However, in two weeks, the city is expected to update a 65-year law and allow trapping, specifically the use of “cage-type live traps,” for the control of nuisance animals. This is the first piece of legislation the city is changing to address its growing coyote problem, which is not exclusive to the city.
Mayor Mitch Rhodus said as the city’s law stands now, trapping is not allowed within the limits of Fairfield, but this update says if someone is licensed to trap within Butler County or the state of Ohio, then they would be licensed in the city of Fairfield.
This change in the law will be the first step in the city’s attempt to address coyotes in Fairfield. Vice Mayor Tim Meyers said there needs to be a balanced approach between the city and the residents in addressing this problem not unique to Fairfield. Coyotes are problems in every city across the state and country.

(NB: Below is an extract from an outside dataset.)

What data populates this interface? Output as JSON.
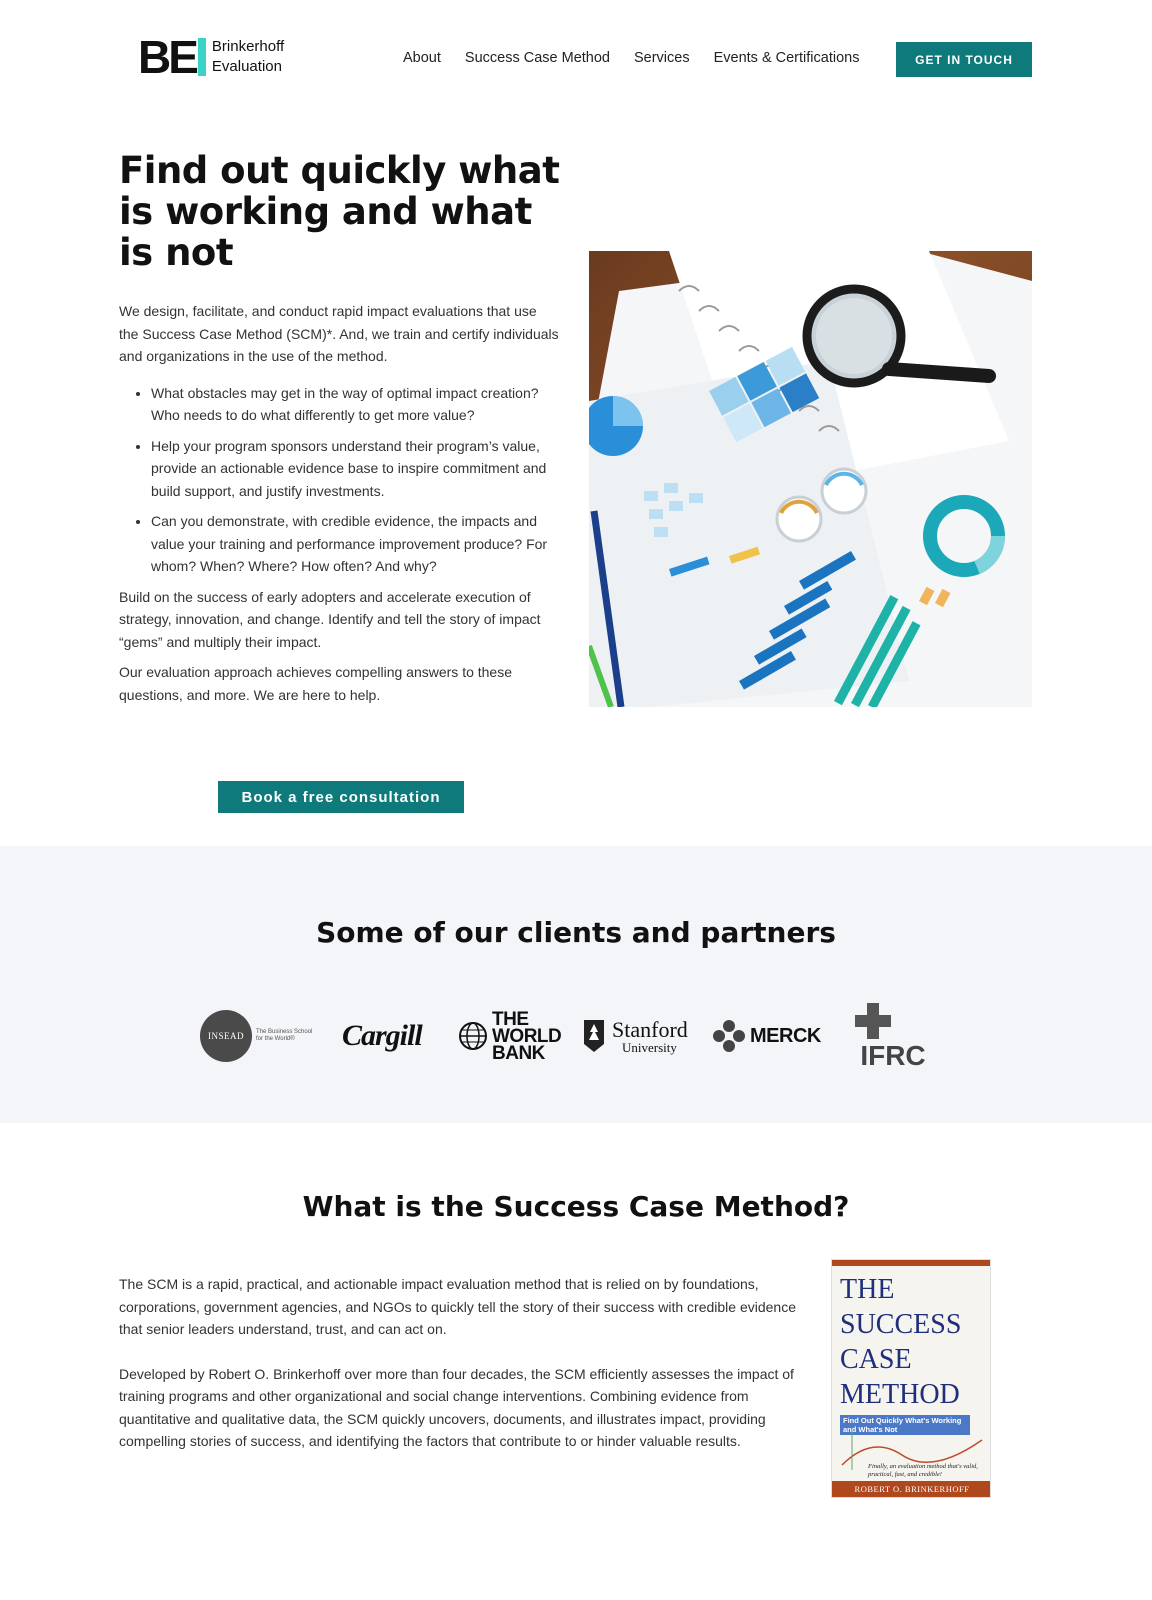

Though action wasn’t taken Monday on the management plan, residents raised concerns with the draft plan. Before any coyote management plan is adopted ― and the city has a draft management plan online ― Meyers said wants to explore a few items brought up after Monday’s residential discussion during City Council’s meeting.

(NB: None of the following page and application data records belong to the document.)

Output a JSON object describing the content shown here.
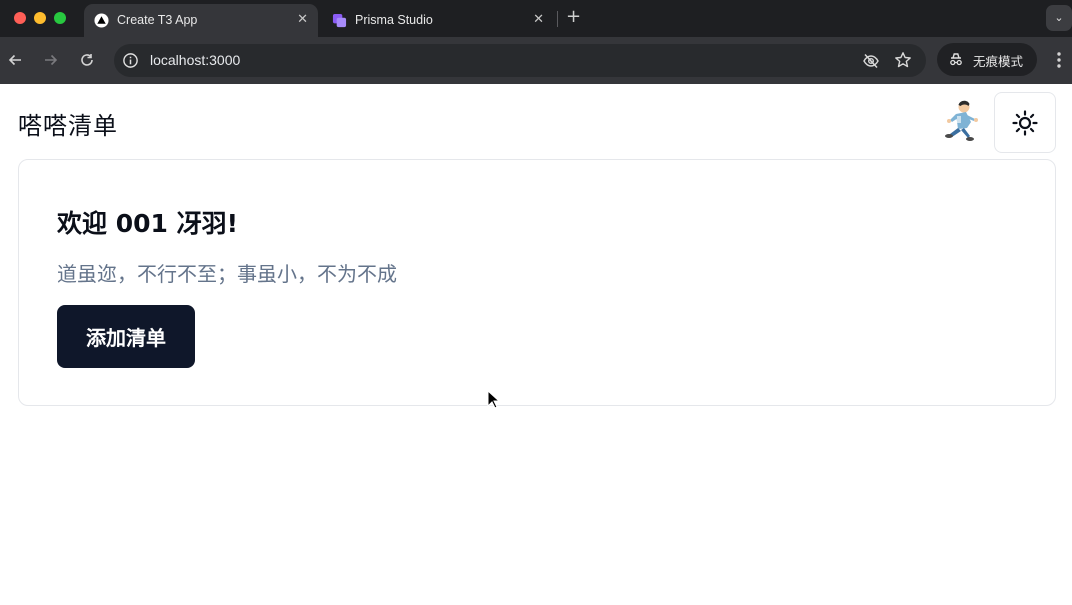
{
  "browser": {
    "tabs": [
      {
        "title": "Create T3 App",
        "active": true
      },
      {
        "title": "Prisma Studio",
        "active": false
      }
    ],
    "url": "localhost:3000",
    "incognito_label": "无痕模式"
  },
  "header": {
    "app_title": "嗒嗒清单"
  },
  "card": {
    "welcome": "欢迎 001 冴羽!",
    "motto": "道虽迩，不行不至；事虽小，不为不成",
    "add_button": "添加清单"
  },
  "colors": {
    "primary_button": "#0f172a",
    "muted_text": "#64748b",
    "border": "#e5e7eb"
  },
  "icons": {
    "theme_toggle": "sun-icon",
    "avatar": "running-character"
  }
}
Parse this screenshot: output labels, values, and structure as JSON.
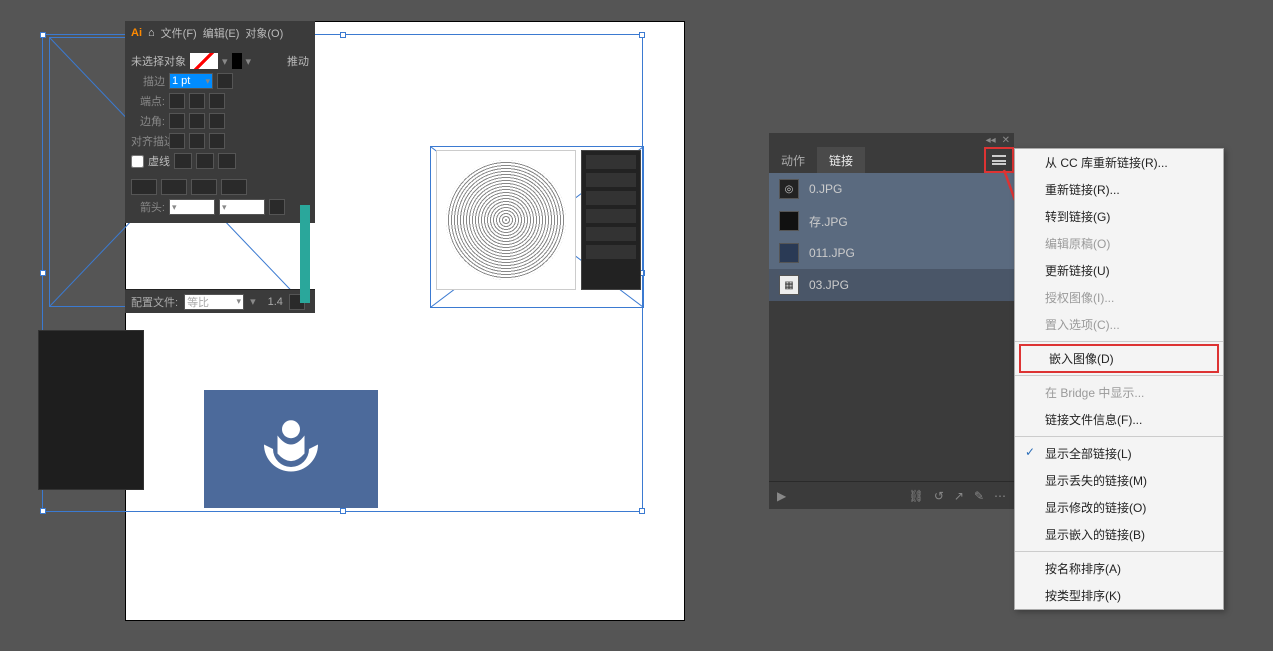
{
  "app": {
    "menu": [
      "文件(F)",
      "编辑(E)",
      "对象(O)"
    ]
  },
  "prop": {
    "title": "未选择对象",
    "rows": {
      "stroke": "描边",
      "cap": "端点:",
      "corner": "边角:",
      "align": "对齐描边:",
      "dashed": "虚线",
      "arrow": "箭头:",
      "profile": "配置文件:",
      "uniform": "等比"
    },
    "strokeVal": "1 pt",
    "scale": "1.4"
  },
  "control": {
    "dance": "推动"
  },
  "doc": {
    "lines": [
      "",
      "",
      "",
      "",
      ""
    ]
  },
  "panel": {
    "tabs": {
      "actions": "动作",
      "links": "链接"
    },
    "title_icons": {
      "collapse": "◂◂",
      "close": "✕"
    },
    "items": [
      {
        "name": "0.JPG",
        "thumb": "◎"
      },
      {
        "name": "存.JPG",
        "thumb": ""
      },
      {
        "name": "011.JPG",
        "thumb": ""
      },
      {
        "name": "03.JPG",
        "thumb": "▦"
      }
    ],
    "foot": {
      "nav": "▶",
      "i1": "⛓",
      "i2": "↺",
      "i3": "↗",
      "i4": "✎",
      "i5": "⋯"
    }
  },
  "menu": {
    "m1": "从 CC 库重新链接(R)...",
    "m2": "重新链接(R)...",
    "m3": "转到链接(G)",
    "m4": "编辑原稿(O)",
    "m5": "更新链接(U)",
    "m6": "授权图像(I)...",
    "m7": "置入选项(C)...",
    "m8": "嵌入图像(D)",
    "m9": "在 Bridge 中显示...",
    "m10": "链接文件信息(F)...",
    "m11": "显示全部链接(L)",
    "m12": "显示丢失的链接(M)",
    "m13": "显示修改的链接(O)",
    "m14": "显示嵌入的链接(B)",
    "m15": "按名称排序(A)",
    "m16": "按类型排序(K)"
  }
}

Specifically, Meyers was interested in ironing out some of the process questions, such as what does a resident do when they see a coyote or witnesses an attack. He also likes the idea of creating a citizens’ task force that will be able to amend the coyote management plan as needed in the future.

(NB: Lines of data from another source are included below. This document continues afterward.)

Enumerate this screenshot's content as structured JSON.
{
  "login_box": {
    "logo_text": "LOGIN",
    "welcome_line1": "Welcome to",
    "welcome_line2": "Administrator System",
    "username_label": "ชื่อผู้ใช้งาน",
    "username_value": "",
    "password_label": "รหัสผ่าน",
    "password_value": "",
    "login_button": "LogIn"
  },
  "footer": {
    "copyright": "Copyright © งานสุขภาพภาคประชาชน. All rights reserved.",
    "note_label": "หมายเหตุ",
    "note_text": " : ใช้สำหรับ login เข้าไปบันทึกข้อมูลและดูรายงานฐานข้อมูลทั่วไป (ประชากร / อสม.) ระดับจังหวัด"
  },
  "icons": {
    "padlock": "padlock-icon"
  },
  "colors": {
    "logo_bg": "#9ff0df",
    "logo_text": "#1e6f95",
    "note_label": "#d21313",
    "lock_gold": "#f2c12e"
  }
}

Coyotes have been a problem for many communities for decades. They had natively roamed around the plains and southwestern deserts in North America, but ecosystem changes over the past century-plus have caused the pieces to migrate to more sustainable food sources.
Relocating coyotes is not allowed, and so when a coyote is trapped, which is recommended be done by professionals, it must be euthanized. But killing a coyote will only open a community up for more coyotes, according to the Ohio Department of Natural Resources and the Humane Society of the United States.
John Conyers, of Monica Drive, said from his experience killing a coyote is akin to cutting off the head of a hydra: remove one and more will take its place.
“So if you think it’s bad now, (by killing them), it will only get worse,” he said, adding that these are a creature of nature and it is a problem created by man, “and it’s got to be solved by man.”
“Shoot or poison coyotes, and you will have just as many again within a year or two,” according to the Human Society of the United States. “Kill one or both members of the alpha pair — the only one that normally reproduces — and other pairs will form and reproduce. At the same time, lone coyotes will move in to mate, young coyotes will start having offspring sooner, and litter sizes will grow.”
Harassment and hazing of the coyotes is the answer, according to animal control experts.
But that’s not good enough for some residents, as they’ve had pets killed, and some have seen the remains left of their beloved member of their family.
Mike Baynes, of Gloucester Drive, said he gets that they’re wildlife, “but it just seems like it’s just way out of whack” and is tired of the coyotes running the streets of Fairfield.
“I really don’t give a damn about the constituents that have an opposing view,” he said. “This is a safety issue. These aren’t bunny rabbits. And unless you’ve been involved, or if these people don’t have pets, or they’ve never seen an attack, they may feel different.”
Bob Herbs, of Glenna Drive, said he lost five pets last year, saying the city’s coyote problem “isn’t funny anymore,” and will shoot a coyote, which city officials say is only permitted if the person feels endangered for their safety.
“If I got to go to jail, I’ll go to jail,” he said, “but I’ll get me a coyote.”